By Andrea Gagliarducci
With police brutality in focus around the world, one priest says it is important to remember a policeman who might one day be declared a saint: Vice-Sergeant Salvo D’Acquisto, an Italian policeman who gave his life for those he had sworn to protect.
During the Second World War, Salvo D’Acquisto was a member of Italy’s Carabinieri police force, and deputy commander of the rural police station of Torrimpietra, outside of Rome.
In September 1943, German soldiers were inspecting boxes of ammunition at a military base nearby. One box exploded, and two German soldiers died. German officials decided the explosion wasn’t an accident. For that, they rounded up and arrested 22 people.
As the local police official, D’Acquisto did an investigation into the explosion, questioning the 22 people who had been arrested. After his interviews, he tried to explain to the Germans that the explosion was an accident, and that no one in the area was responsible.
But the Nazis were determined to exact revenge. They had the prisoners dig a mass grave, and announced they would be executed.
So Salvo D’Acquisto told the Nazis that he had arranged the explosion, and that he had acted alone.

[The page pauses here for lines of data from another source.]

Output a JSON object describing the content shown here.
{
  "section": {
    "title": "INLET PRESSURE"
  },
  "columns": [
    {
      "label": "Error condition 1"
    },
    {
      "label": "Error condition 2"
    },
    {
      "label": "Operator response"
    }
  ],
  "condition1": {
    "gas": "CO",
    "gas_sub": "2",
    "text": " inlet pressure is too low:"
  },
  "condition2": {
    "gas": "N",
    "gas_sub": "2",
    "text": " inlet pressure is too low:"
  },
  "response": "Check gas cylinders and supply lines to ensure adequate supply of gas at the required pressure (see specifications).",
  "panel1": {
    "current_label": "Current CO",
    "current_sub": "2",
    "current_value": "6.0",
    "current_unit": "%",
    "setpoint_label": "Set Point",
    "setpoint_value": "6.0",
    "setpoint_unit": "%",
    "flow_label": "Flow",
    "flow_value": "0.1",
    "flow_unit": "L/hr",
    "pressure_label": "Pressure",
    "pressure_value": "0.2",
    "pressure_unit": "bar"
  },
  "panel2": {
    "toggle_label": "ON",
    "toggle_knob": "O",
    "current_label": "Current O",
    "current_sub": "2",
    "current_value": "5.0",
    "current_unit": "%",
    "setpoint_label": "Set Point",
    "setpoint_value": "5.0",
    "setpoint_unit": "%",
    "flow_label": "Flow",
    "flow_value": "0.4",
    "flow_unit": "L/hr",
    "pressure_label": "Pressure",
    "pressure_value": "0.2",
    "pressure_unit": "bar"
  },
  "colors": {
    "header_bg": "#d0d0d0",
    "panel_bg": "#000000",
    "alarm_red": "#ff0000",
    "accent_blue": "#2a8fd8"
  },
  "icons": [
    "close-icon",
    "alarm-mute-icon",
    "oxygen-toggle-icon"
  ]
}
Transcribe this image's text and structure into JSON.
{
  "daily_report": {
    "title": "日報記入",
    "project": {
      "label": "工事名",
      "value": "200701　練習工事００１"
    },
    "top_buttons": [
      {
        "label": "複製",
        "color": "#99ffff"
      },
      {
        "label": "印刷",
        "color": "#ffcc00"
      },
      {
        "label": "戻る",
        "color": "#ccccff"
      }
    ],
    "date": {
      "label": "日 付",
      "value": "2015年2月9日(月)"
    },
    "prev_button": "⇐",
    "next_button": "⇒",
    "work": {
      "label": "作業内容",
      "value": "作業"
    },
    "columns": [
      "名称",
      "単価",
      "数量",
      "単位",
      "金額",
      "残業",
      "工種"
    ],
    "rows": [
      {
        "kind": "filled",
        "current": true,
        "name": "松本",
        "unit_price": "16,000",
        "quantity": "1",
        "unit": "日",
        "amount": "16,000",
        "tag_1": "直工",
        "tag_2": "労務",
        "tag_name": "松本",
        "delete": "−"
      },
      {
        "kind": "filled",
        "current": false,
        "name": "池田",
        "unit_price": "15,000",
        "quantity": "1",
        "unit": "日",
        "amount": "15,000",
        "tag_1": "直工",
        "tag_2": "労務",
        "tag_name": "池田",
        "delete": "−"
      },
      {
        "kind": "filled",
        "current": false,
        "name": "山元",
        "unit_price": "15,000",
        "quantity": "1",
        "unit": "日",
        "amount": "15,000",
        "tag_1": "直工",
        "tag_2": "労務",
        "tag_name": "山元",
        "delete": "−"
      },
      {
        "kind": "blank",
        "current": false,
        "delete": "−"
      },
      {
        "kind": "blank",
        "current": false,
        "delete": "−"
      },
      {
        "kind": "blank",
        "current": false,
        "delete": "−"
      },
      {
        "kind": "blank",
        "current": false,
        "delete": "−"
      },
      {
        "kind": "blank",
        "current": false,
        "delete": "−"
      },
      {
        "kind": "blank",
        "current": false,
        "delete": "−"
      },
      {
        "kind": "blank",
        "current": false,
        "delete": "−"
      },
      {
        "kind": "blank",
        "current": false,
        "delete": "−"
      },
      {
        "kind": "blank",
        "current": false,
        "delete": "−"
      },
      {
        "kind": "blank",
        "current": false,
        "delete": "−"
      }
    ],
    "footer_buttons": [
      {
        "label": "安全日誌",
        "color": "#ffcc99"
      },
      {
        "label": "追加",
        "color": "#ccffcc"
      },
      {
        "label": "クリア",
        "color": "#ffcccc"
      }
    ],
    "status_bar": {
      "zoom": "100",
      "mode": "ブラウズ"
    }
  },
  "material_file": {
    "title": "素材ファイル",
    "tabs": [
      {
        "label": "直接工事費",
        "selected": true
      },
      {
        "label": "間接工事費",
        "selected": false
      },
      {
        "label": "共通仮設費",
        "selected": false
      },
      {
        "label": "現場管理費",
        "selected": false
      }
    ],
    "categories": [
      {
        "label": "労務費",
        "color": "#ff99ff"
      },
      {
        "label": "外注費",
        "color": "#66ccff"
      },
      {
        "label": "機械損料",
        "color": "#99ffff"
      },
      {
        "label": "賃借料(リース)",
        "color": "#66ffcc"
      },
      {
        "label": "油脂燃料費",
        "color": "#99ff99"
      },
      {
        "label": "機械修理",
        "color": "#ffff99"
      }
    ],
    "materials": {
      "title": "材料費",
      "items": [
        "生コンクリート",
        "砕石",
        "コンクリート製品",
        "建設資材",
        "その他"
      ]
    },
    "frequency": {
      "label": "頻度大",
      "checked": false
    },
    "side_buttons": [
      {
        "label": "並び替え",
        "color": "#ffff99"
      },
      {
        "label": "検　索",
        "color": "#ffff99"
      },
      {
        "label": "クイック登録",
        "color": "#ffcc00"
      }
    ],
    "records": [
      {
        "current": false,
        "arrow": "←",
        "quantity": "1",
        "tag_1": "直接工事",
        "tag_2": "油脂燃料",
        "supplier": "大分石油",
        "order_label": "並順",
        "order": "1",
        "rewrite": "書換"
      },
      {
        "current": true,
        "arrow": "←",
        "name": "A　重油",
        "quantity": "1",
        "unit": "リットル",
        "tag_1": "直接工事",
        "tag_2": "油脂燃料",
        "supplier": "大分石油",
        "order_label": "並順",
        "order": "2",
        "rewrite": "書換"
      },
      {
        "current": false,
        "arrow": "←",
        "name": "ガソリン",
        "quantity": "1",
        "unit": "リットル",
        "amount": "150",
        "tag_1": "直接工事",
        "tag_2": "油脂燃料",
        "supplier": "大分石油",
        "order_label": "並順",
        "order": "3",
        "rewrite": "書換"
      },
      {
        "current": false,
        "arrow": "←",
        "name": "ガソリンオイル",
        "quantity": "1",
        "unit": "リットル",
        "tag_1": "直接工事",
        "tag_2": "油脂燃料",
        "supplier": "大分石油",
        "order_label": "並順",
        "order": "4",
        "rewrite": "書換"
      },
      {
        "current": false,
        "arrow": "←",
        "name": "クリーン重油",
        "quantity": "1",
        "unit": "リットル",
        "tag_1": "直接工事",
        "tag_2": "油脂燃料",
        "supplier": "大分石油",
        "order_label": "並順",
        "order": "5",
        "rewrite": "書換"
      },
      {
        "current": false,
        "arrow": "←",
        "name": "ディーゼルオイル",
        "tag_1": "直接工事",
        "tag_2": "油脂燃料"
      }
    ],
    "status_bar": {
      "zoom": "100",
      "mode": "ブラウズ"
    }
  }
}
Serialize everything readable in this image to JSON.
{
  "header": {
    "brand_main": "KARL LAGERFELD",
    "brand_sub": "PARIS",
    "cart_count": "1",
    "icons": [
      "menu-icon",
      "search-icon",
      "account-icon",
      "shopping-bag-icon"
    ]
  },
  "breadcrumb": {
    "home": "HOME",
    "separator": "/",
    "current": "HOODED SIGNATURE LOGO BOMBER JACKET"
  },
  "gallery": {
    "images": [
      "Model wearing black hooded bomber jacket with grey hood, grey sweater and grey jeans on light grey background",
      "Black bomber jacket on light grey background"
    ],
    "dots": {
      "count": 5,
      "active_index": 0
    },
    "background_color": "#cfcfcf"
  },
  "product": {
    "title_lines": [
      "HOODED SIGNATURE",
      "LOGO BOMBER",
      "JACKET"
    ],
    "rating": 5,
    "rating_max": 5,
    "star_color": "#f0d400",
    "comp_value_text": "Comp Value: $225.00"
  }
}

The civilians were released. D’Acquisto was shot before a firing squad. He was 22 years old.
The Italian Military Ordinariate opened a cause for his canonization in 1983.
Monsignor Gabriele Teti was the postulator of the policeman’s cause from 2014 to 2018. Himself a former member of the Carabinieri, Teti knows the story of Salvo D’Acquisto in depth.
Teti said that Salvo D’Acquisto considered his membership to Carabinieri a service for his countrymen.
The policeman “went so far as to demonstrate that his life was truly at the service of the people, even to self-sacrifice,” the priest said.
Before his death, said the former postulator, D’Acquisto met a friend who had attended Carabinieri training with him. By then, a large group of Carabinieri had gone underground to fight the Germans in Rome, and this friend invited D’Acquisto to leave the uniform and join the resistance.
“And he replied that his duty was to protect order and safety, and that his task was not to leave.”
In 2001, Pope St. John Paul II told Italian national police officers that “The history of the Italian Carabinieri shows that the heights of holiness can be reached in the faithful and generous fulfillment of the duties of one’s state. I am thinking here of your colleague, Sergeant Salvo D’Acquisto, awarded a gold medal for military valor, whose cause of beatification is under way.”
The sacrifice of D’Acquisto should be seen in the context of his whole life, the priest said.
“Certainly, he grew up in a very religious family.”
“Since childhood, then, there are small episodes that make us understand the nature of Salvo D’Acquisto. As a child, returning from school, he donated his shoes to a child he always met when returning from school and who was barefoot. Another time, he rushed to save a child who was about to end up under a train.”
The policeman’s cause for beatification ran aground on “bureaucratic” issues, Teti said. A cause for his martyrdom was set up, but Salvo D’Acquisto’s sacrifice falls more easily into a new category of saints, those who have made a “gift of life,” the priest said. His cause continues to be considered at the Vatican.
In Italy, the priests said, “devotion to Salvo D’Acquisto is everywhere. So much so that some even say that there is no need to make him a saint, given that they already consider him a blessed servant of God.”
(SOURCE: CATHOLIC NEWS SERVICE)